Or more accurately New Year Aero
Since our last visit to Utah in 2018 whilst we have been busy showing and working on the car, we have also been busy researching ways to make the car faster, safer and more reliable.
Amongst the updates we have already carried out, as our regular followers will know, we have replaced the ECU, gearbox and clutch assembly. All of which gave us trouble last time out. We have also, on the advice of the tech inspectors, replaced our tyres with specific racing items.
However a lot of time has been spent researching aerodynamic models and speaking to other competitors to make the car stable at our projected speeds. Luckily (or unluckily) we never found any instability in the aerodynamic side of the car. Obviously we hadn’t reached the speed where the original design began to become unstable. As a result we still have no idea what could happen when this point is reached. Our plans to just push through it relying on Ian’s (dubious) driving skills and more likely an awful lot of luck are unreliable, to say the least, so we have decided to use some science and engineering.
The upshot of this is some major aerodynamic changes to the car.
As can be seen in the above image, with the exception of our rather subtle rear wing, (you may not be able to pick it out, it’s the silver bit with the odd letters on to the rear of the car) the car is exactly the same shape as it was when it left the factory.
As a testament to the original design, which came from a piece of paper and not from any wind tunnel testing. The genius of Mr Neale showed when we exceeded the design speed of the car by over 20 mph without finding it’s limits.
As we are planning on really stretching these figures next time out, common sense has prevailed. The biggest visible difference will be from the front.
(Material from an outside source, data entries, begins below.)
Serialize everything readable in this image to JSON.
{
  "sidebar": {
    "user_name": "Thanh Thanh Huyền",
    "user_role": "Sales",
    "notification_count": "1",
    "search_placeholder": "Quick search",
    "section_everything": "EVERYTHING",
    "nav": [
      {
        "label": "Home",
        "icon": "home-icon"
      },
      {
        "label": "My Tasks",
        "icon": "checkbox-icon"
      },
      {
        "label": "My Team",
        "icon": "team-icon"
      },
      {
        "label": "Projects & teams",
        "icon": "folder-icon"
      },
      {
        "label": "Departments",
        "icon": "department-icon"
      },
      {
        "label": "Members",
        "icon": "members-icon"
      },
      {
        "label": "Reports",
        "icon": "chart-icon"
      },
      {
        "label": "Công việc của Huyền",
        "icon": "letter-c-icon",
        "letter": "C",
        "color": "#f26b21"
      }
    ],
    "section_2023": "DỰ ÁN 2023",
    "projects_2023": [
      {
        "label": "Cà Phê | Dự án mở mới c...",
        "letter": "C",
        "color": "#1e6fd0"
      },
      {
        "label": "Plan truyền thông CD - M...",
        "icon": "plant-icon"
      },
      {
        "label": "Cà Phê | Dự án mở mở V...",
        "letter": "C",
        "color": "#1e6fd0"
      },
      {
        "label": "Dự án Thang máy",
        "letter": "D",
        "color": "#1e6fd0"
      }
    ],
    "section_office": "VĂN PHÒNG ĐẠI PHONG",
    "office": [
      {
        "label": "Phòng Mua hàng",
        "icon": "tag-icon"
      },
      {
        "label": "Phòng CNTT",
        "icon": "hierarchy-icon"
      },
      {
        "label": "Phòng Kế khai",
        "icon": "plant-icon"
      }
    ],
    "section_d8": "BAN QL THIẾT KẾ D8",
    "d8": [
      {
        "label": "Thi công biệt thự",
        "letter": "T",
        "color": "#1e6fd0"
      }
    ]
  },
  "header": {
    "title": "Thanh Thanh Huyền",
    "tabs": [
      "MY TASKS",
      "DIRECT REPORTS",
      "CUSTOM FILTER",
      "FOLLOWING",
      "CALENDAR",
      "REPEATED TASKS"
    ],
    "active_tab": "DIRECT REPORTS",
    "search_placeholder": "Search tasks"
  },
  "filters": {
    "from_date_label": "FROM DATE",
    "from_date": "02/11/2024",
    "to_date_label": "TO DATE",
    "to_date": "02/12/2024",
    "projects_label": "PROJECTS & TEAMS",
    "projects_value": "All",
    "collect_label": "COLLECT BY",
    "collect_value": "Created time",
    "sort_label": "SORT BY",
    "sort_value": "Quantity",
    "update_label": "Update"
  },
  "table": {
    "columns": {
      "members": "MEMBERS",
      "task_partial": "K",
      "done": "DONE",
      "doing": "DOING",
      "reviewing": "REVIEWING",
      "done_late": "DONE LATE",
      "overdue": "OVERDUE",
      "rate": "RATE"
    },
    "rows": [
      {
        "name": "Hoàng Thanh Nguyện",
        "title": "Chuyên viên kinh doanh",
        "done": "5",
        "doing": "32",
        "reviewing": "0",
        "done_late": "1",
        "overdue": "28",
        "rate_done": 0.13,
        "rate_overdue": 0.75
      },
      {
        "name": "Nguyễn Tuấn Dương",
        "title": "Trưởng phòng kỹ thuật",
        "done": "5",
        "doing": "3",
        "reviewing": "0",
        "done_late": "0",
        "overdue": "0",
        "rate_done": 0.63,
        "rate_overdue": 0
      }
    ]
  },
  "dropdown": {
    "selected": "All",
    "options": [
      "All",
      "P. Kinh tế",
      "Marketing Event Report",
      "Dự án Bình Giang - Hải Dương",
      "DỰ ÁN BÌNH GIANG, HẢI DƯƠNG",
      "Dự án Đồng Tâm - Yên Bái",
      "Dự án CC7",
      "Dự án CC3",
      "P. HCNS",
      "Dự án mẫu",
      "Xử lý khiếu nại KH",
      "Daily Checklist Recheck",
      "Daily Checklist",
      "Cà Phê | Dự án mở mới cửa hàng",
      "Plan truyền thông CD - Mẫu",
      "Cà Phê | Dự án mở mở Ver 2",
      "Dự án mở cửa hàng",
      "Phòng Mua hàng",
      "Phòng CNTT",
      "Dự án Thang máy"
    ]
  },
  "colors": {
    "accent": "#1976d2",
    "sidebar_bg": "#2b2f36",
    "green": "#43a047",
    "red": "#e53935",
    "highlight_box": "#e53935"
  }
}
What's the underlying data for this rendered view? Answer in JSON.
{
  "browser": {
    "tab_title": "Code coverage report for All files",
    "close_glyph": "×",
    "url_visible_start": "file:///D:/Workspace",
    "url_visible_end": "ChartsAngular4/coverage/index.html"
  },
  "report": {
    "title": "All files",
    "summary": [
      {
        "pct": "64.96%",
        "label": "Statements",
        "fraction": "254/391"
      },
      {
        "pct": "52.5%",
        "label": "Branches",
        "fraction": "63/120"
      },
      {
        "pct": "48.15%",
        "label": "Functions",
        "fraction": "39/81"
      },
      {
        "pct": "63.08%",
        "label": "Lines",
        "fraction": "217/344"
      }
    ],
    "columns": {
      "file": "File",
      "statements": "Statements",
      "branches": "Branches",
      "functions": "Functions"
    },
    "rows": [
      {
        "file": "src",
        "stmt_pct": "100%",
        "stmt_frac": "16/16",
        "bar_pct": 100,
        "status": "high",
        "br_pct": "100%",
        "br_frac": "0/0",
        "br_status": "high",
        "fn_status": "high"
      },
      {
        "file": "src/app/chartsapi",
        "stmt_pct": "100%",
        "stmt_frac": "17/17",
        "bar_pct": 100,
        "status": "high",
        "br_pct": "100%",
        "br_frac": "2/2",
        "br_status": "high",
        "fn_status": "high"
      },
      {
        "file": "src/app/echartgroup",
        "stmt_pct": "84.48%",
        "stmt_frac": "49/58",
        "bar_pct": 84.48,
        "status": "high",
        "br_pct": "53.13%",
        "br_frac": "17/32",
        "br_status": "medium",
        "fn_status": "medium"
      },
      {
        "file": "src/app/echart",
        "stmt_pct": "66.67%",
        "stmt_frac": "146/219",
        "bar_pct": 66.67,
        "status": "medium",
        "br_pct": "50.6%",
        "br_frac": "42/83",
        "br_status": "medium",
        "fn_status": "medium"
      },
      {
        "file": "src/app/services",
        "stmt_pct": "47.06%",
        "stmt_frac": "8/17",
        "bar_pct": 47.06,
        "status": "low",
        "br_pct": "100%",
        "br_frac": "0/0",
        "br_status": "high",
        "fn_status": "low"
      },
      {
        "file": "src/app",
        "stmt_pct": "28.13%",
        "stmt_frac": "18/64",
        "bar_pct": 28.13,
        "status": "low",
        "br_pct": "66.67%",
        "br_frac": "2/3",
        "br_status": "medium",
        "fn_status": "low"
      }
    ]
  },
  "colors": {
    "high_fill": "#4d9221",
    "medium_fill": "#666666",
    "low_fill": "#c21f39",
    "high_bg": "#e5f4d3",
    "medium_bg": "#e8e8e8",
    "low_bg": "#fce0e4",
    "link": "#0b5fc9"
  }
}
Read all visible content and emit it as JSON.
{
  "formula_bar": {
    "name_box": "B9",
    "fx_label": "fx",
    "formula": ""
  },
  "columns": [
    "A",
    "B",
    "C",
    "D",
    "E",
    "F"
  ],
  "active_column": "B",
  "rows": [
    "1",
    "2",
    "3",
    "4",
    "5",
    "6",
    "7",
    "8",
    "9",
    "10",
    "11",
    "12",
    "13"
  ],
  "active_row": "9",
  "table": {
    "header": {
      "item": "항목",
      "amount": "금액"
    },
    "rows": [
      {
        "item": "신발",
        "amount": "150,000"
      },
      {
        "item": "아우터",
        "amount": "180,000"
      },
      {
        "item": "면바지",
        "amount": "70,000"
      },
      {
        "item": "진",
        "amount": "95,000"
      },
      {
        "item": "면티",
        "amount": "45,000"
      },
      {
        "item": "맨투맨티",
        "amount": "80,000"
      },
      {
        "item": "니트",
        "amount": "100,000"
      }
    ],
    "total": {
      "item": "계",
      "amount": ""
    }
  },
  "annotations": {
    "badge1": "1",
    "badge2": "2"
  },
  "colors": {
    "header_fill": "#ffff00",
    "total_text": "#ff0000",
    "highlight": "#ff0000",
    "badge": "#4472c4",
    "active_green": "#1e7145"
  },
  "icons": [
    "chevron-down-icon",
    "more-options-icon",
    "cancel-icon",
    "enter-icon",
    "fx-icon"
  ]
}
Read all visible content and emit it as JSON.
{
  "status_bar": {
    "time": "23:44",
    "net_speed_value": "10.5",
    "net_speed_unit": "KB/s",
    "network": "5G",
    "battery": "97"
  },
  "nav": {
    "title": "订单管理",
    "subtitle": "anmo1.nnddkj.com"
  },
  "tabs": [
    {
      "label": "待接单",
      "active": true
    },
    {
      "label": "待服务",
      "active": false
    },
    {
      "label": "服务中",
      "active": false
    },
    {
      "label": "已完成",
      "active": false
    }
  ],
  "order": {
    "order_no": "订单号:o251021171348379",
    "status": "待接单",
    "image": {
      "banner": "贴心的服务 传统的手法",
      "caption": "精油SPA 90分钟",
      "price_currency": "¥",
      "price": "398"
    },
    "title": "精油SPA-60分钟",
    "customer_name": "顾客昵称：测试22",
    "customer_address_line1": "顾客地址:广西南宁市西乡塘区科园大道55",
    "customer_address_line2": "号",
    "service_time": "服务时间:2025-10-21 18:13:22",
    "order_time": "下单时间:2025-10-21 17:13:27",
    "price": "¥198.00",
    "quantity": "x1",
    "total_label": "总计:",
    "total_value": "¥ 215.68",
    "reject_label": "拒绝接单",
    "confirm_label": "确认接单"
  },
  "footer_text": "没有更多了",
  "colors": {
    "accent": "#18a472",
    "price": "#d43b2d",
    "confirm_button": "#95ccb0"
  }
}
We are building a large air dam which will extend the front of the bonnet all the way to the floor (well nearly, 1 1/2 inches from the floor), side skirts, a formula one style rear diffuser and a flat floor with some Richard Noble, Ron Ayres inspired ducting.
The front air dam which solves one problem then creates another. We have been researching lots of ideas and the simplest is to have a NASCAR style flat front, this will deflect almost all of the drag inducing air round or over the car. However for this to work efficiently for our purposes it shouldn’t have any holes or vents in it.
This simple little statement creates huge cooling issues for us. Luckily there is a relatively simple solution. To cool the engine, rather than using a conventional radiator we plan to increase the amount of coolant in the system. This extra capacity will reside in an extra tank and be cycled using an extra water pump. This system will work because we are only running, all be it flat out, for a relatively short time.
The other cooling issue surrounds the intercooler for the turbocharger. The cooler the air going into the engine the more power you can get from it. So keeping that forced air cool will increase our potential top speed. The solution to this is even simpler than the water, we will house the intercooler in an ice tank which will be refilled before each run.
As we did around this time two years ago we called upon the skills of team percussionist and artistic plasterer Mike Warren.
Before his arrival, we set the shape of the top of the front of the car by removing the paint and smoothing out the worst of the lumps and bumps.
Once again Mike had foolishly agreed to give up his well earned Christmas holiday and spent hours in a cold workshop making a model of the front air dam we need.
This is all incredibly painstaking work and all of the complicated curvature has to be created and finished by hand. To get to this stage took the best bit of four days and this is only half of it!
Once the ‘model’ is finished then we need to cast a mould from the finished shape.
Once the shape was complete a releasing agent was painted all over the area and work began on the mould.
Pieces of wood were used to stabilise and strengthen the outer edges.
Then work on the mould began with yet more loads of plaster of paris and hard work.
Mike really is a magician and creating this from nothing really is nothing short of miraculous.
After allowing a few days for the plaster to set as hard as possible, we then removed the mould.
This was a crucial moment as how the mould came off would determine whether we could get on and start manufacturing our new front end and indeed our racing bonnet.
Thankfully the mould released in very good condition and while there was a liitle bit of making good to just smooth out some edges we began casting a new front of our car.
At this point we released Mike from his responsibilities and Pete once again stepped up. We made use of his extensive all be it not relevant experience when it came to fibreglassing. He has no more idea than the rest of us so we cracked on!
A few days later, bearing in mind that it is January and the temperature is not playing ball when it comes to fibreglass we managed to get our new ‘nose’ from the mould.
After a bit of cleaning up the next step is to join this to the exisitng bonnet. That is our next adventure.
As you can see work is progressing well and we are on target for this year’s adventure.
We have moved forward the timing of our aero plans as we have been invited to show our car at the presigious race retro show near Coventry and we want the car to look at its best. At previous shows we have gone to great lengths to show the damage that the salt has done to the car, this time however we are showing the car in our as close as we can 2020 race trim.
If you get the opportunity please come and see us at the FBHVC stand, we’ll be there all weekend.